Chicory can establish very quickly when soil temperatures are high and soil moisture is adequate. This makes chicory an excellent option to sow in the springtime. The tap root system can follow moisture through the profile during the establishment period resulting in chicory being anchored well and able to withstand the initial grazing pressure. Implement the pulling test to make sure that the chicory plants are established well enough to withstand grazing.
There are recommended grazing management practices for optimum chicory production and persistence – these differ from season to season and from autumn sowing v spring sowing. Do not graze below 5cm to protect the crowns of the chicory plants. This will ensure that high levels of production are optimised as well as maintaining the stand for as long as possible. If grazing pressure is not managed correctly, then the quality of the chicory can also be affected with the plants looking to go reproductive and produce stem rather than more leaf.
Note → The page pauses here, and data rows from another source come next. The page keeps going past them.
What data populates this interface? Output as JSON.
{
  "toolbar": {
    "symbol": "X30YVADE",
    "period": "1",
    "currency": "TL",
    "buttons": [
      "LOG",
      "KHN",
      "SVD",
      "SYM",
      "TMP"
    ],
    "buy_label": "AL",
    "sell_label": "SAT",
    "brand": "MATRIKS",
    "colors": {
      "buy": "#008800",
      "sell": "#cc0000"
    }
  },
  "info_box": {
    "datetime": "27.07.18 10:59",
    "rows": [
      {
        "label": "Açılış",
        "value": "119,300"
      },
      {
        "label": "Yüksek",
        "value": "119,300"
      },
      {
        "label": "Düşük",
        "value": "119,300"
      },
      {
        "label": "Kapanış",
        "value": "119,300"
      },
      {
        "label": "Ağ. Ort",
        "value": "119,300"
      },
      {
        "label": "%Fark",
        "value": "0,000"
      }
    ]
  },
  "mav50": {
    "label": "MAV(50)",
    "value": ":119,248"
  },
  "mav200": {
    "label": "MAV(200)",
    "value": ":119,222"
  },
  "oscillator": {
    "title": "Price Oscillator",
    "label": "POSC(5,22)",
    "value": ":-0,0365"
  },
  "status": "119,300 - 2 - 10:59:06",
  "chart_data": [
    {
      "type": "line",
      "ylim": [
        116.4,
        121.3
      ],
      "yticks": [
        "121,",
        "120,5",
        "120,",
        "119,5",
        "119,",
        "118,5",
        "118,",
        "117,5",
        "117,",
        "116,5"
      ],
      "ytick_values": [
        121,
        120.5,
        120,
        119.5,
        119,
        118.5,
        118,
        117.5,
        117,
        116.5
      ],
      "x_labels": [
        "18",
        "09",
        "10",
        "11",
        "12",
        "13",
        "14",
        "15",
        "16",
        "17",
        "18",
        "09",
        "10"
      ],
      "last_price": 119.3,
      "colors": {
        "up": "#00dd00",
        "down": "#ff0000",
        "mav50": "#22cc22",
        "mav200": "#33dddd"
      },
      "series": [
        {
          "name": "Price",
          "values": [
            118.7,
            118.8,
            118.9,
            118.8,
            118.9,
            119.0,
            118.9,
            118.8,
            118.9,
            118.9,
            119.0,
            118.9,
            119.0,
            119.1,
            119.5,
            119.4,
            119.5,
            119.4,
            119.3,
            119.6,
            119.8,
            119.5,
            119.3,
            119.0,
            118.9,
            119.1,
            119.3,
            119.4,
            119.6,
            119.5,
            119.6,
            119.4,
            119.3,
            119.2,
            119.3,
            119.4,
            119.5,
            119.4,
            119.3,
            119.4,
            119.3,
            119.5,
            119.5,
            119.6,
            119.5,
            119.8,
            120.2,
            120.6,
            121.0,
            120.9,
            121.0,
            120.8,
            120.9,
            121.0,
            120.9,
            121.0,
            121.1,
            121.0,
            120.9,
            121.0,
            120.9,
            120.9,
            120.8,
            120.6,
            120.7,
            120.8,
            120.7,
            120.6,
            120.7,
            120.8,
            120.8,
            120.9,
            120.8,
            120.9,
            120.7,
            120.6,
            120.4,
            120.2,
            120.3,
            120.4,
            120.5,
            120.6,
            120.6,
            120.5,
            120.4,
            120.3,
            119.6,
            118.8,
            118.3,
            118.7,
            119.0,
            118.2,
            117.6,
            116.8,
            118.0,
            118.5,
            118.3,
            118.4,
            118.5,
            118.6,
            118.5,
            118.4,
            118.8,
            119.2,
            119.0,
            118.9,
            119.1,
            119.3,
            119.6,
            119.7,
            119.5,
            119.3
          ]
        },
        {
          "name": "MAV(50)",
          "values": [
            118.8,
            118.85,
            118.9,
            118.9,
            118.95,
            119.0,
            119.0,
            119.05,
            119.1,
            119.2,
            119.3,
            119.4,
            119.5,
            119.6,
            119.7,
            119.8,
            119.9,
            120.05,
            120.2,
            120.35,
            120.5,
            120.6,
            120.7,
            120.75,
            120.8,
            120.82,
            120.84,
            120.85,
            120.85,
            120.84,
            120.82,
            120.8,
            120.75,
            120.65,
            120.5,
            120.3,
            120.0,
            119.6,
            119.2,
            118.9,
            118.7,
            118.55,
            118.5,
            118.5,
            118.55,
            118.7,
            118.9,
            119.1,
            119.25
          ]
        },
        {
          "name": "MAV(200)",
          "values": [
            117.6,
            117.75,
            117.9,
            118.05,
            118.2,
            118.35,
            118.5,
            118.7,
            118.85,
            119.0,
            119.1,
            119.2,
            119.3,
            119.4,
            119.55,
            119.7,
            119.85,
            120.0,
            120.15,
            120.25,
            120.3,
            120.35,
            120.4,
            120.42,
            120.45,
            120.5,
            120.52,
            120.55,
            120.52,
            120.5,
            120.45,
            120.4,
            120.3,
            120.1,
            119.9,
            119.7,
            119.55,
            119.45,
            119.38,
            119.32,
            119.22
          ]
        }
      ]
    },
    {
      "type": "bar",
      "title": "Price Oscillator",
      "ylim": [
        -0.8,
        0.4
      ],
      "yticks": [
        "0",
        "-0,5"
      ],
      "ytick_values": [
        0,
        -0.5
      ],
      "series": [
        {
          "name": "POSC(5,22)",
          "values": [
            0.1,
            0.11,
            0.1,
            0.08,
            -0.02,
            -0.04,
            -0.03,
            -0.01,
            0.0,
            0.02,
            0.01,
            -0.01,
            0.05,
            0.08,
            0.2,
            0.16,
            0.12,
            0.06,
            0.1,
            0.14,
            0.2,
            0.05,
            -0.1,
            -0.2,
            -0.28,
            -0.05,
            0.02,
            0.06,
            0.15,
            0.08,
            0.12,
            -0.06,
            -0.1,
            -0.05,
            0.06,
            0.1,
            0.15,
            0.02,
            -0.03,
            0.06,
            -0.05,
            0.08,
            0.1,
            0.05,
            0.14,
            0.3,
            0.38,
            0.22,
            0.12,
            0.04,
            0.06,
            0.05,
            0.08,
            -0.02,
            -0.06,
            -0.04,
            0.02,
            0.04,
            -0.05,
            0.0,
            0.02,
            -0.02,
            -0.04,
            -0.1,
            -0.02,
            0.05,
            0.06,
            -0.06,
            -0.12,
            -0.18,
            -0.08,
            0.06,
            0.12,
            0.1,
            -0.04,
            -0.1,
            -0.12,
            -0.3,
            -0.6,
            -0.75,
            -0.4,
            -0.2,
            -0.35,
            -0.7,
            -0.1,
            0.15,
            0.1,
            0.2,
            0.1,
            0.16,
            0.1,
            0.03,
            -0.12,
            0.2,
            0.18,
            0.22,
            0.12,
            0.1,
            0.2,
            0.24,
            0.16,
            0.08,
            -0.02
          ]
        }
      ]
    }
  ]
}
The leaf is highly digestible and is where the animals gain the benefits of grazing chicory while the stem is very low in digestibility and therefore less likely to be eaten by the grazing animal.
Chicory should ideally be rotationally grazed with a four-block grazing system. This should allow grazing for one week of each block with a three-week spell. Each block should be grazed no more than two weeks. During the cooler months extend the rest periods to produce enough feed for grazing. Avoid grazing during prolonged waterlogging in winter and early spring, as this can damage the base of the plant and reduce energy reserves.